Instead I give up.
In hour 3 of my hike I came across a bird sitting about 10 feet up from the water’s edge. As I approached it became clear he was injured. I slowly walked toward him until I was standing over his body. His left wing was hanging low and slightly spread. It was broken. He looked at me with a small, brown eye as I bent down. He didn’t flinch when I reached out my hand and with my index finger stroked his feathered head.
At first he stayed still, but within seconds he began enjoying the feel of my touch. He moved his head around like a cat, so I wouldn’t miss a spot. When I brought my hand under his chin and stroked the feathers on the underside of his neck he stretched it up and around, side to side. The only thing missing was a purr. This bird was in heaven.
After 10 minutes of heavy petting I peeled myself away from him, taking pictures as I walked backwards. I didn’t want to leave. At one point he pulled himself up on his feet and pointed his beak to the sky.

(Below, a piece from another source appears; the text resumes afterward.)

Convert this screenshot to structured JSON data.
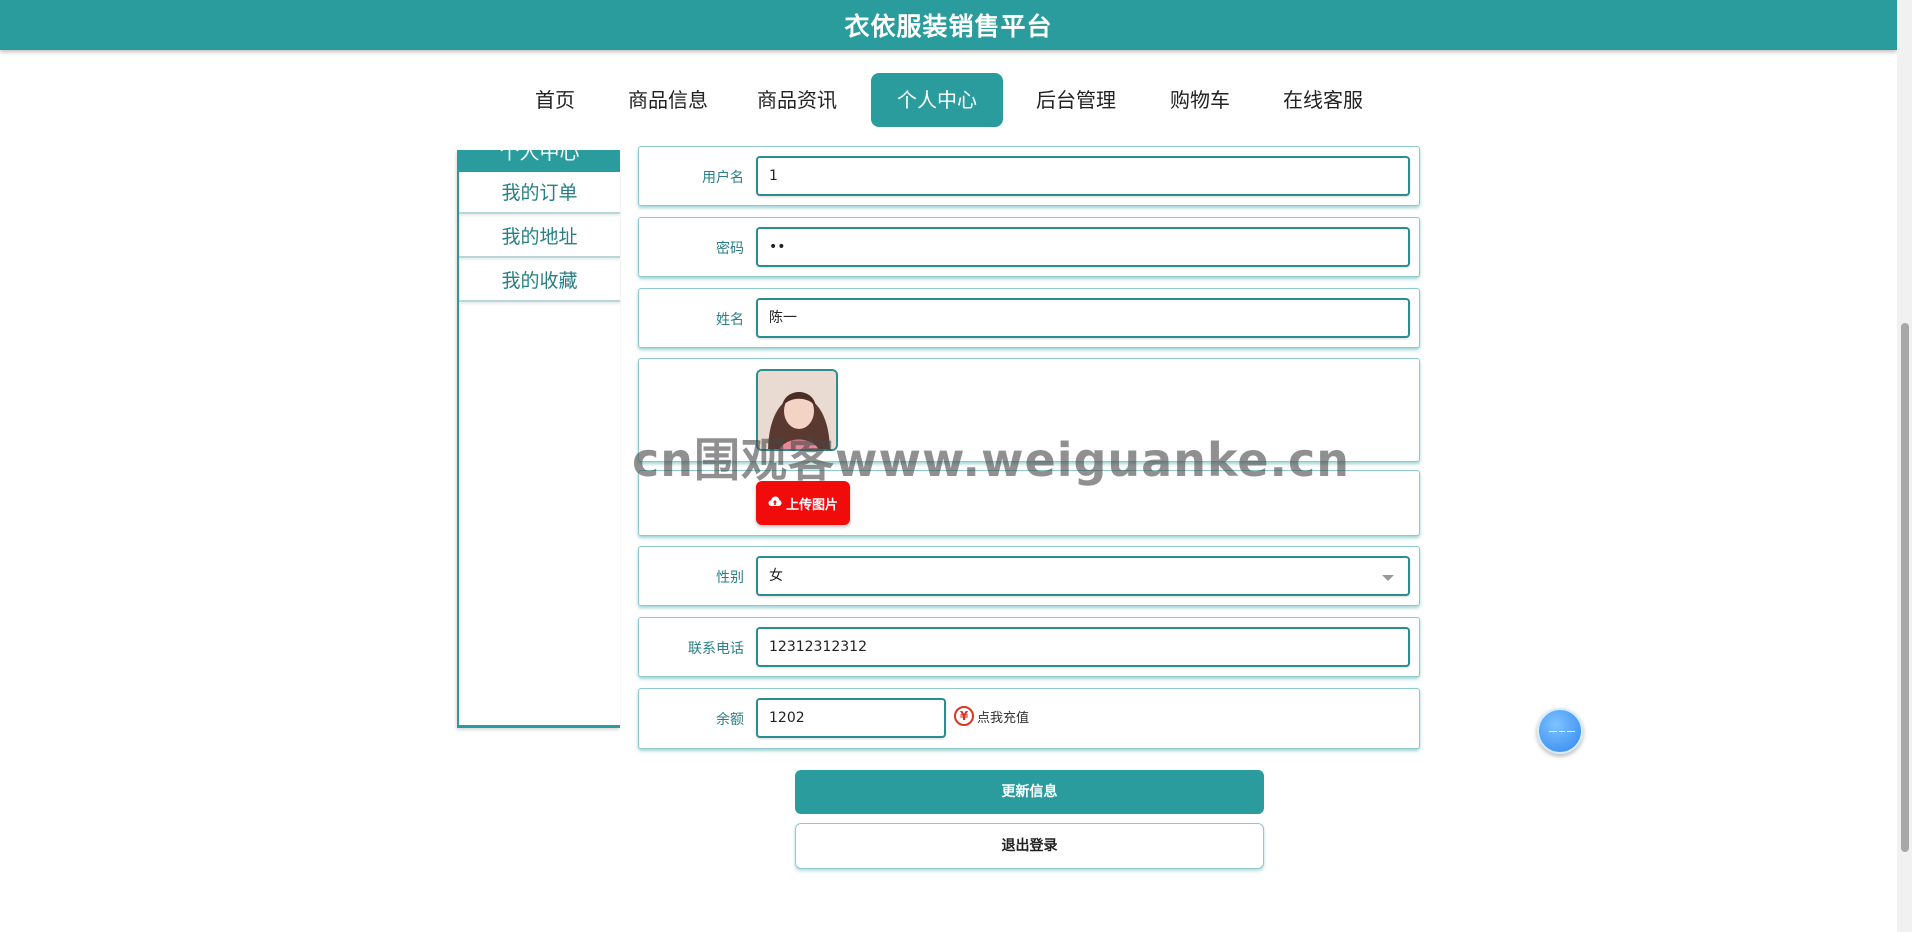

He remained in that position until I could no longer see him as I made my way south, past the ‘Cliffs of Insanity”, and over the rocks that spend some of their days and nights under the tide. I turned to head back only when I realized that those rocks might become submerged soon, leaving me stranded on the wrong side. (Had that happened, this would have been quite a post. If it was written at all.)
An hour and a half had transpired since I left the bird. I was looking out to sea, hoping for a whale sighting, when I spotted a vulture near the surf. My heart sank. I approached, the vulture flew away, and I saw the bird laying there, his head gone, the very head I was petting 90 minutes earlier, now in a vulture’s stomach. I burst into tears.
Our shared encounter was his last fulfilling encounter on the blue marble. He rode the waves with a broken wing, got to shore and hung in there, through the pain. He was rewarded with an experience unlike any he had had before, I imagine. It was certainly my most intimate encounter with a bird. We both reveled in it.
Now, his end was unfortunate, but nature rolls that way. I bet if I got to talk to him after his head had been picked clean like a happy hour wing, he would say that, after all this time, he finally got to know one of those big things that move along the sand and occasionally take to the waves. That our encounter was worth the pain he had to endure to get to shore. That he was glad he didn’t give up because he was loved before he was taken.
His spirit guided me today, during a conversation with The Genius. I stayed grounded, I didn’t give up, I expressed how I was feeling and what I needed and got what I asked for. It was miraculous. And I can’t wait to tell you all about it.
Thank you, bird.